The Financial Services Agency on Friday hit the UFJ banking group with four business improvement orders, partly over its attempts to evade an agency inspection by systematically scrapping, hiding or tampering with crucial documents relating to borrowers.
The FSA ordered the nation’s fourth-largest lender by assets to submit a business improvement plan in a month that identifies the senior bank managers responsible for the coverup and features a new system for legal compliance.
“We want the UFJ group to realize its tasks and social responsibility,” a senior FSA official told a media briefing. “We think it needs to improve the internal control function and management stance.”
As an example of data concealment, UFJ Bank — a core unit under UFJ Holdings Inc. — moved important documents to secret rooms and lied that it had not done so, the financial regulator said.

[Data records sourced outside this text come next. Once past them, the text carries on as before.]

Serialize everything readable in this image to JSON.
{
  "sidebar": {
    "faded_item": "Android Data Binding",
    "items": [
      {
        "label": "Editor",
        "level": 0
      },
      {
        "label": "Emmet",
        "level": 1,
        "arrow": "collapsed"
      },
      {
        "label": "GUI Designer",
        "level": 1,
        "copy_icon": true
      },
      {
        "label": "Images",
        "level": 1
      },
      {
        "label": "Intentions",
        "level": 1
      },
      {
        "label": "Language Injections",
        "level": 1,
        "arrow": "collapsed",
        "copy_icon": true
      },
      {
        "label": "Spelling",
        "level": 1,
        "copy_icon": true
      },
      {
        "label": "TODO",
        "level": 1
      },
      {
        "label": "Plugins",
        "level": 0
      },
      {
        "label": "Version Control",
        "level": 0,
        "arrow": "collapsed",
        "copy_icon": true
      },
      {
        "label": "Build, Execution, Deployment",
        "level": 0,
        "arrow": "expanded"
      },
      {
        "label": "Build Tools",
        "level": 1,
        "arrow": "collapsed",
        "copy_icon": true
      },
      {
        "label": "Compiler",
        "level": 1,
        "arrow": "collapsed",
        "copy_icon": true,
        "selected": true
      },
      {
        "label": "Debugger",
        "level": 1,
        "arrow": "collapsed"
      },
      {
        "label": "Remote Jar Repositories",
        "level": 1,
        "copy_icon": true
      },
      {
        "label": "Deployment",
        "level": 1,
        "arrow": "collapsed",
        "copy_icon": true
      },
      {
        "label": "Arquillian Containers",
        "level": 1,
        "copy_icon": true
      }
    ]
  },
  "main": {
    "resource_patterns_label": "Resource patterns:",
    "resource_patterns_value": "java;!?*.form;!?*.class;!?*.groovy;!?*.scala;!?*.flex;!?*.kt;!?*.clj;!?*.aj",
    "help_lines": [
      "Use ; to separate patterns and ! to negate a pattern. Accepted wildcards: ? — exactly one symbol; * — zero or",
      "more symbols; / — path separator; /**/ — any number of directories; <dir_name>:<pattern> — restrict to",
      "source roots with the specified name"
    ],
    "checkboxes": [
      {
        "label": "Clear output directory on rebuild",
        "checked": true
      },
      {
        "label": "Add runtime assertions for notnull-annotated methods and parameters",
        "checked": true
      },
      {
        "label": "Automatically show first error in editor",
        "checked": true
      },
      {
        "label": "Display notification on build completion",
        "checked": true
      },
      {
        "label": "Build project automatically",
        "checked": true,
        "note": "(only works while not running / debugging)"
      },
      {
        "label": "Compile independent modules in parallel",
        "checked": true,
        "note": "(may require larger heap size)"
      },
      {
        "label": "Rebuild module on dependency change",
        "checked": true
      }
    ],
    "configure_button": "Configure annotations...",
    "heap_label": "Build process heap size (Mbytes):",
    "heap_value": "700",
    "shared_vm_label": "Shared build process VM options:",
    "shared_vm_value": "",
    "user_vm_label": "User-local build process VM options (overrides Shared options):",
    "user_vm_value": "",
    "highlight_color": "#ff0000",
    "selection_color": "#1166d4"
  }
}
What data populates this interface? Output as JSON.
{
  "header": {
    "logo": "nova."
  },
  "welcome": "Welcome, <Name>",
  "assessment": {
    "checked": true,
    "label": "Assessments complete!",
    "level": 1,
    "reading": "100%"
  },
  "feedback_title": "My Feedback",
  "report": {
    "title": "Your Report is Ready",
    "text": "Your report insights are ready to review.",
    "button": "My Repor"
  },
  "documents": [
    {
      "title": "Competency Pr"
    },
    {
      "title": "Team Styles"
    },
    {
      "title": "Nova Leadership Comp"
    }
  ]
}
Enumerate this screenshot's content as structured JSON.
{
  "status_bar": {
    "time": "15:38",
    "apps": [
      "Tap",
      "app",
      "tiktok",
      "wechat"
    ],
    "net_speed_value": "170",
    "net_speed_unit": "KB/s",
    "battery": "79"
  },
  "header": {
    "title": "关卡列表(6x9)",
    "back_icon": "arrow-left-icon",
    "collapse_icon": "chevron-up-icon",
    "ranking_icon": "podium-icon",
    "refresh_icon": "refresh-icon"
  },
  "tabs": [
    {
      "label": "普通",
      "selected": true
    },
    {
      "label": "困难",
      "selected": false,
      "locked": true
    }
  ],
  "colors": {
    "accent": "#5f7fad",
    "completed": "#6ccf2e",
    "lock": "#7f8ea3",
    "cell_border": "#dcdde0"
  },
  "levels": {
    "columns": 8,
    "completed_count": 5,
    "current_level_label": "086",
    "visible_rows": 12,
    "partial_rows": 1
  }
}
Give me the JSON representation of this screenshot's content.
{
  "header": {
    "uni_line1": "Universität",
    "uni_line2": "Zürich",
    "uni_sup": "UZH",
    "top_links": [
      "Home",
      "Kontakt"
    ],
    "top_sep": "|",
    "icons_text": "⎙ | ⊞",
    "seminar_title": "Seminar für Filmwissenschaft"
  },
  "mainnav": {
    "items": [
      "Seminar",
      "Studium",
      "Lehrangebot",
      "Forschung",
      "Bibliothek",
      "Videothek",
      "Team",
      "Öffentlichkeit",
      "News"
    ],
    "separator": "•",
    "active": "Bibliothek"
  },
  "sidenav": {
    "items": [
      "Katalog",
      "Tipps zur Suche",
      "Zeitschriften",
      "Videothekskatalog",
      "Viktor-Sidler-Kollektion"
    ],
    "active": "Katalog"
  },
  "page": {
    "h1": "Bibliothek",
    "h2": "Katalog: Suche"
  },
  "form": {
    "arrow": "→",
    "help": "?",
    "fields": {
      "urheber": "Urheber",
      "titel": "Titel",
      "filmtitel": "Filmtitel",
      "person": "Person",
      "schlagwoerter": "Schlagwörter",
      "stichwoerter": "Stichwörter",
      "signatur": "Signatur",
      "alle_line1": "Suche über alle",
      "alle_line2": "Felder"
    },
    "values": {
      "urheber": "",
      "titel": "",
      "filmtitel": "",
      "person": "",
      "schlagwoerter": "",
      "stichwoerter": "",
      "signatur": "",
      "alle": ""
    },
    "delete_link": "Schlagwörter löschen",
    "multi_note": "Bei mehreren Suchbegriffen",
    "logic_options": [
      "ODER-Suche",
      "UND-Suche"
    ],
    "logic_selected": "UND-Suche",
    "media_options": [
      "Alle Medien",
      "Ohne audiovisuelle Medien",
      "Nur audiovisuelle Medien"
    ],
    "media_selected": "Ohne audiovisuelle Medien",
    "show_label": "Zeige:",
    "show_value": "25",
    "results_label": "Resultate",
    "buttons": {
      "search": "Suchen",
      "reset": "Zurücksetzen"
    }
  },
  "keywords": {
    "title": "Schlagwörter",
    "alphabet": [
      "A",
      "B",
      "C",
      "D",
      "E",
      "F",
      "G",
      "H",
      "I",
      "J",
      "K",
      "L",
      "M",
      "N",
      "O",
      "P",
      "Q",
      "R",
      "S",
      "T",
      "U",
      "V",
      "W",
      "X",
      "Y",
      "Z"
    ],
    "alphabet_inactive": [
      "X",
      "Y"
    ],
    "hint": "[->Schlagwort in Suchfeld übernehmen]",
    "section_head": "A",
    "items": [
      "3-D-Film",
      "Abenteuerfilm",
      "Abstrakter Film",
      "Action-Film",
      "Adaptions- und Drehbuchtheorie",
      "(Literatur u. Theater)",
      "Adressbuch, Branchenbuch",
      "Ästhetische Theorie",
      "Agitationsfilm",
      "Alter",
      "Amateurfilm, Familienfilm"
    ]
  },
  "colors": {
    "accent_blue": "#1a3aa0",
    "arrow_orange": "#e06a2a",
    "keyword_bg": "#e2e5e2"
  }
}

The FSA also accused UFJ bank of three problems:
Failing to achieve profit targets by more than 30 percent for two consecutive years, despite the bank’s acceptance of public funds.
Issuing false reports on the amount of loans to small and midsize firms.
Revising its earnings forecast in a way that did not reflect the actual results, which were much worse.
The agency declined to comment on whether it will file a criminal complaint with police against the bank.
UFJ Holdings said last month that it had posted a net loss of 402.8 billion yen for the year through March 31, its third consecutive year in the red.
UFJ had planned to report a net profit, only to be instructed last month by the FSA to put up larger loan-loss reserves than it had planned for bad loans.
UFJ still holds bad loans amounting to 3.9 trillion yen, accounting for 8.5 percent of its total outstanding loans.
UFJ Bank President Takamune Okihara said he does not believe the alleged inspection evasion was intentional or systematic.
But in response to the management improvement orders, the bank will halve executive salaries for the time being.
Information from Kyodo added